Introduction to database fundamentals
More and more of today's applications need to handle large amounts of data. Some have done this for a long time - the transactional systems that businesses use to manage their processes are obvious examples. Some companies have hundreds of thousands of customers; each customer may interact with the company on many occasions generating millions of sales; over several years, the company might accumulate billions of records that all need to be stored, reported on and occasionally searched.
All social networking sites store the interactions between members in a database. Again, for a popular site, the number of interactions could be astronomical, and they all need to be available at a second's notice when a user's page is accessed.
In fact, any activity which needs to track large amounts of data will do so using a database - think of ticketing operations, airports, sporting venues, cinema scheduling, university administration, mp3 downloading, the electoral register, and so on...

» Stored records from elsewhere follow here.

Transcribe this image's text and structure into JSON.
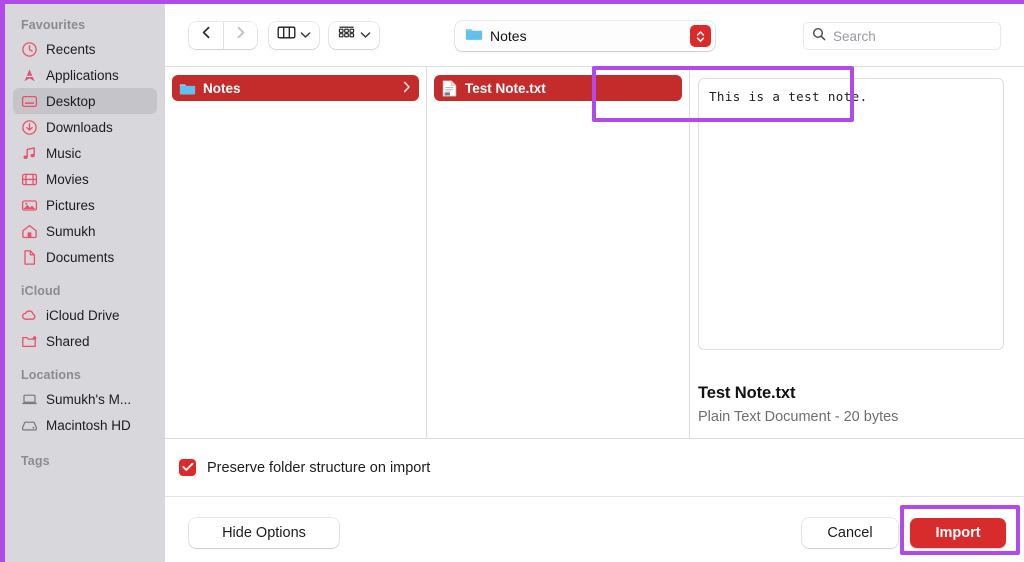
{
  "sidebar": {
    "sections": [
      {
        "header": "Favourites",
        "items": [
          {
            "label": "Recents",
            "icon": "clock-icon",
            "selected": false
          },
          {
            "label": "Applications",
            "icon": "applications-icon",
            "selected": false
          },
          {
            "label": "Desktop",
            "icon": "desktop-icon",
            "selected": true
          },
          {
            "label": "Downloads",
            "icon": "download-icon",
            "selected": false
          },
          {
            "label": "Music",
            "icon": "music-note-icon",
            "selected": false
          },
          {
            "label": "Movies",
            "icon": "film-icon",
            "selected": false
          },
          {
            "label": "Pictures",
            "icon": "photo-icon",
            "selected": false
          },
          {
            "label": "Sumukh",
            "icon": "home-icon",
            "selected": false
          },
          {
            "label": "Documents",
            "icon": "document-icon",
            "selected": false
          }
        ]
      },
      {
        "header": "iCloud",
        "items": [
          {
            "label": "iCloud Drive",
            "icon": "cloud-icon",
            "selected": false
          },
          {
            "label": "Shared",
            "icon": "shared-folder-icon",
            "selected": false
          }
        ]
      },
      {
        "header": "Locations",
        "items": [
          {
            "label": "Sumukh's M...",
            "icon": "laptop-icon",
            "selected": false
          },
          {
            "label": "Macintosh HD",
            "icon": "harddisk-icon",
            "selected": false
          }
        ]
      },
      {
        "header": "Tags",
        "items": []
      }
    ]
  },
  "toolbar": {
    "back_icon": "chevron-left-icon",
    "forward_icon": "chevron-right-icon",
    "view_mode_icon": "column-view-icon",
    "group_by_icon": "group-items-icon",
    "path": {
      "label": "Notes",
      "icon": "folder-icon"
    },
    "search": {
      "placeholder": "Search",
      "value": "",
      "icon": "search-icon"
    }
  },
  "browser": {
    "column1": [
      {
        "label": "Notes",
        "icon": "folder-icon",
        "selected": true,
        "has_children": true
      }
    ],
    "column2": [
      {
        "label": "Test Note.txt",
        "icon": "text-file-icon",
        "selected": true,
        "has_children": false
      }
    ]
  },
  "preview": {
    "content": "This is a test note.",
    "name": "Test Note.txt",
    "meta": "Plain Text Document - 20 bytes"
  },
  "options": {
    "checkbox_label": "Preserve folder structure on import",
    "checkbox_checked": true,
    "check_icon": "checkmark-icon"
  },
  "footer": {
    "hide_options_label": "Hide Options",
    "cancel_label": "Cancel",
    "import_label": "Import"
  },
  "colors": {
    "selection_red": "#c42b2b",
    "accent_red": "#d82b2b",
    "annotation_purple": "#b04ae8",
    "sidebar_bg": "#d8d8dc",
    "sidebar_icon": "#e8516a"
  }
}
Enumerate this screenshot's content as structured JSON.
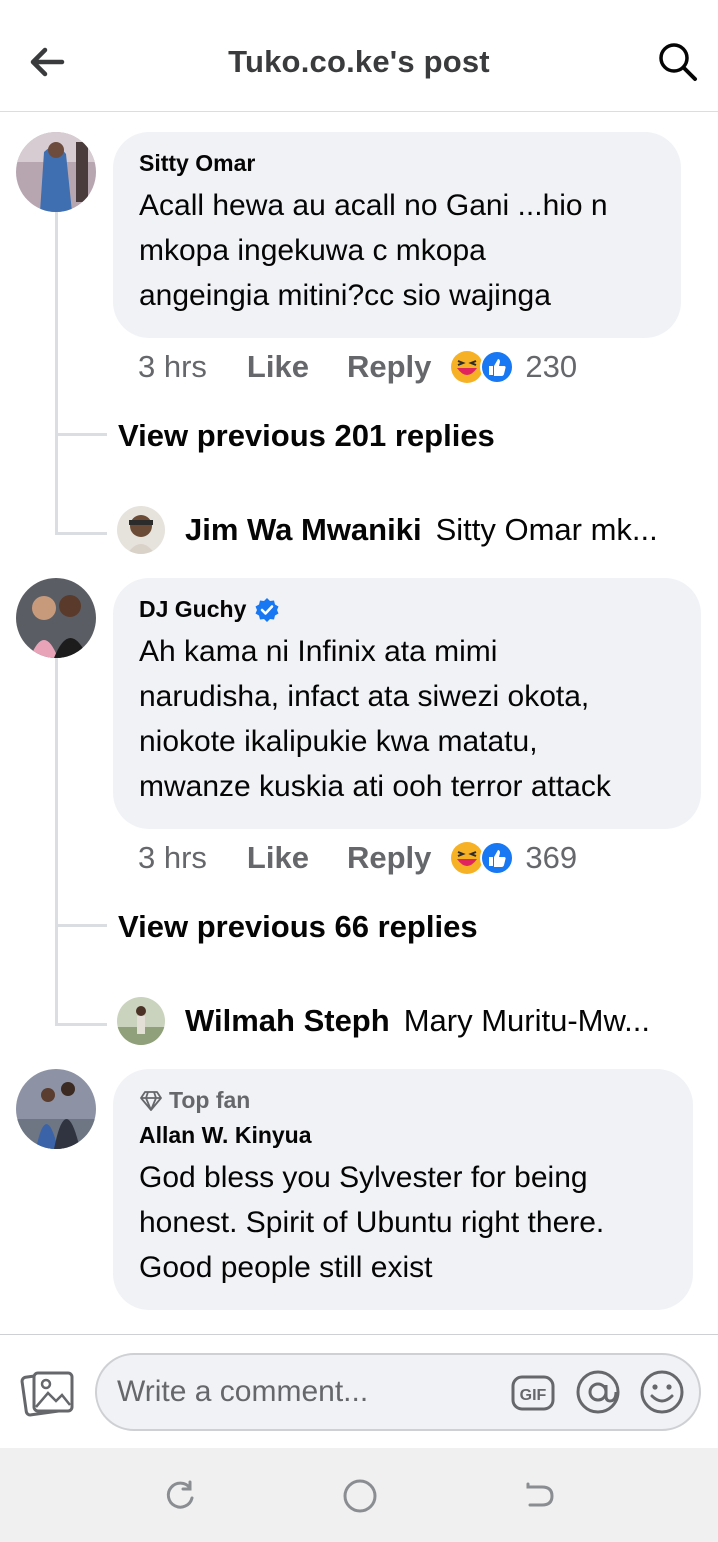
{
  "header": {
    "title": "Tuko.co.ke's post"
  },
  "comments": [
    {
      "author": "Sitty Omar",
      "text_lines": [
        "Acall hewa au acall no Gani ...hio n",
        "mkopa ingekuwa c mkopa",
        "angeingia mitini?cc sio wajinga"
      ],
      "time": "3 hrs",
      "like_label": "Like",
      "reply_label": "Reply",
      "reaction_count": "230",
      "view_previous": "View previous 201 replies",
      "latest_reply": {
        "name": "Jim Wa Mwaniki",
        "text": "Sitty Omar mk..."
      }
    },
    {
      "author": "DJ Guchy",
      "verified": true,
      "text_lines": [
        "Ah kama ni Infinix ata mimi",
        "narudisha, infact ata siwezi okota,",
        "niokote ikalipukie kwa matatu,",
        "mwanze kuskia ati ooh terror attack"
      ],
      "time": "3 hrs",
      "like_label": "Like",
      "reply_label": "Reply",
      "reaction_count": "369",
      "view_previous": "View previous 66 replies",
      "latest_reply": {
        "name": "Wilmah Steph",
        "text": "Mary Muritu-Mw..."
      }
    },
    {
      "badge": "Top fan",
      "author": "Allan W. Kinyua",
      "text_lines": [
        "God bless you Sylvester for being",
        "honest. Spirit of Ubuntu right there.",
        "Good people still exist"
      ]
    }
  ],
  "composer": {
    "placeholder": "Write a comment...",
    "gif_label": "GIF"
  },
  "colors": {
    "bubble": "#f0f2f5",
    "secondary_text": "#65676b",
    "verified": "#1877f2",
    "like_blue": "#1877f2",
    "haha_yellow": "#f7b125"
  },
  "icons": [
    "back-arrow-icon",
    "search-icon",
    "verified-badge-icon",
    "haha-reaction-icon",
    "like-reaction-icon",
    "diamond-icon",
    "photo-icon",
    "gif-icon",
    "at-mention-icon",
    "emoji-icon",
    "recent-apps-icon",
    "home-icon",
    "back-nav-icon"
  ]
}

Database technology is not exciting. It is not new or cutting edge, but if you don't know how to use if effectively, you will severely limit your understanding of the way many types of system work. Whether you are a system developer or an end user, this is a technology you need to understand.
This first set of notes goes through some of the basic ideas on which database systems are based. You will notice that there is a lot of terminology associated with the subject, and it is a good idea to learn to use these terms properly. Technical terminology allows you to express complex ideas quickly and precisely. If you use the wrong terms or you use terms incorrectly, there is a risk of misunderstandings and hence errors in the project you are working on, and time is wasted on clarifications later. Another good reason to learn the correct terms is that you needs to show other people that you know what you are talking about. Would you trust a systems analyst or developer who did not know the right terms?